The northern hemisphere has already begun to receive its coldest seasons, an indicator par excellence for cherries that it is time to start accumulating chill hours, a factor of great relevance in the reproductive cycle of cherry trees.
Why? This period is directly related to the use of reserves that the trees have to start the next season, in favor of the productive objective of achieving their potential in terms of quantity, quality and condition of the fruit.
For a correct accumulation of chill hours, cherry plants must have begun their physiological dormancy stage marked by the fall of 50% of their leaves (yellow leaf = fallen leaf); This should ideally occur during the months when the accumulated cold hours begin to be counted.

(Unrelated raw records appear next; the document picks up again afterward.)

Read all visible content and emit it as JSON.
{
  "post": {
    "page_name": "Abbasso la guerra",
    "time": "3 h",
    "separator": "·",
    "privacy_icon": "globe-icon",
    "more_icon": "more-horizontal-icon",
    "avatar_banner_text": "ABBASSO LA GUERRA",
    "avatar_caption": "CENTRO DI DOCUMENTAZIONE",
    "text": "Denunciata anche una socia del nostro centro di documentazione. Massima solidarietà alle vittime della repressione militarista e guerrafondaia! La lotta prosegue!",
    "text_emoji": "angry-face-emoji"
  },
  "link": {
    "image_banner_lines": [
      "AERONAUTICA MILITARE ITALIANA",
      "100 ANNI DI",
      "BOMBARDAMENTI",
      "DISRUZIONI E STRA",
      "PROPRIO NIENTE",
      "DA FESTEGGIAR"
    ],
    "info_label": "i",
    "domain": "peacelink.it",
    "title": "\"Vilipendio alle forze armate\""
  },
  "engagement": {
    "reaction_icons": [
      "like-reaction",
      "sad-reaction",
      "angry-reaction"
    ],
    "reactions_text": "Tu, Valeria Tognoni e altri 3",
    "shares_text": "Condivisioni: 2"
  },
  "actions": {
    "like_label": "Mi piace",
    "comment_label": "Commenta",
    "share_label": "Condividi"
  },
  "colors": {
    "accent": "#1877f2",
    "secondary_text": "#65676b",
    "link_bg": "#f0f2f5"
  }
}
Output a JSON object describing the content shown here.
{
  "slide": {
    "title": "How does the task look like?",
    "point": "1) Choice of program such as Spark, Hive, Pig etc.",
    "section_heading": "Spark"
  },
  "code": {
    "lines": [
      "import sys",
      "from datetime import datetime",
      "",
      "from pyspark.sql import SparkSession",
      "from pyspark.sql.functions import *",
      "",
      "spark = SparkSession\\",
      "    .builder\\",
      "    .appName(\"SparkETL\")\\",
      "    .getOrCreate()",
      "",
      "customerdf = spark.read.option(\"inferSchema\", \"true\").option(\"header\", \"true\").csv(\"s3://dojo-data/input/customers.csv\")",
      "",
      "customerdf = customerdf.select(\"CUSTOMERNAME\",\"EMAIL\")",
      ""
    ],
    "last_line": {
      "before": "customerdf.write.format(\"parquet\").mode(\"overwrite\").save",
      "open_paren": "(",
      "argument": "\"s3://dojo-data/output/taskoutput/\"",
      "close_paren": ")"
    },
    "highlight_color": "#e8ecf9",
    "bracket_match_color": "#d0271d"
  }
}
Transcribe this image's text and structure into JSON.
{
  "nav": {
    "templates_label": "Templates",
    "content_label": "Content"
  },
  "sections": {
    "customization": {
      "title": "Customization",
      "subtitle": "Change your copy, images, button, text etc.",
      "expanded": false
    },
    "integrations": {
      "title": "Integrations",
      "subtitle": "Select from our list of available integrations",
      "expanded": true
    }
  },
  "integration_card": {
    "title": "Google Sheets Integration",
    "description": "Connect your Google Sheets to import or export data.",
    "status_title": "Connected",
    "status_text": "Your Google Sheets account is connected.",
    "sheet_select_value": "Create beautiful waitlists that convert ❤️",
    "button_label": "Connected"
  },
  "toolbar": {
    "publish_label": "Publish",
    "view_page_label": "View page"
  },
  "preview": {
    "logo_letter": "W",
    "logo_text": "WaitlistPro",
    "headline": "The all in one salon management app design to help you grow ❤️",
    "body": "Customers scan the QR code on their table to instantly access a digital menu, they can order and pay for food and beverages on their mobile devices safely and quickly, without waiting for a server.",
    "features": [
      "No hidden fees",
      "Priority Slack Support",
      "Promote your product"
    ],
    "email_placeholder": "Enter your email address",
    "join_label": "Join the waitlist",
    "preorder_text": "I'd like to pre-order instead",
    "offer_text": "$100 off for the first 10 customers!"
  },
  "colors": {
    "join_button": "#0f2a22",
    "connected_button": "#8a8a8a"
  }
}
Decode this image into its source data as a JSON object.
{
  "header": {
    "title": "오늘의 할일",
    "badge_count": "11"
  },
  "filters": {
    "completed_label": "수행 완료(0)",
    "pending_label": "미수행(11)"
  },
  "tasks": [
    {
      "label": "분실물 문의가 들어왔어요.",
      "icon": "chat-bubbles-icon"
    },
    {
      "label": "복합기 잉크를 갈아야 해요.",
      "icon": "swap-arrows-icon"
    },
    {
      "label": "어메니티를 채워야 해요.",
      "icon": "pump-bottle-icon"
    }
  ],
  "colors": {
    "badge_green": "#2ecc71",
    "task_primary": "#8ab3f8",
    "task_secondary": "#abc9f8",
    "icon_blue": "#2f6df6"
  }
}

If this condition does not occur naturally, we must resort to certain strategies to accelerate this process, which were explained in detail in previous articles.
Each variety has a different requirement for chilling hours according to its needs, based on the classic model of accumulation of chilling hours, that is, below 7.2ºC.
Why are chill hours so important?
The winter cold helps the plant to make available the reserves that it accumulated during the post-harvest, so it is relevant to take this factor and make it a part of decision-making, and not only in applications of dormancy breakers, it should also be considered for renewal pruning and load regulation, since cold is one of the indicators of fertility and production each year.
The cold reaches the plant as an ecological aid so that its reproductive and vegetative organs occupy these reserves and develop in optimal terms.
Thus, we may wonder if the applications of dormancy breakers are effective or if they must be used and the answer is: “it depends”, since the decision will be defined by the area, the variety, the rootstock, the state of fertility and Of course, the objective pursued; whether to accelerate flowering and harvest; partialize the harvest; decompress if there is a large surface of the same variety; synchronize flowering in varieties that need to be pollinated by others; or homogenize phenological states – considering that this last objective is governed by alternative dormancy breakers to hydrogenated cyanamide – therefore, there are many considerations to be taken.
The relevant thing is to be attentive to the accumulation of cold hours, compare them with previous years and thus have the necessary information to make decisions in the fields, for example in pruning or nutrition strategies, which will in turn allow making projections for the next season.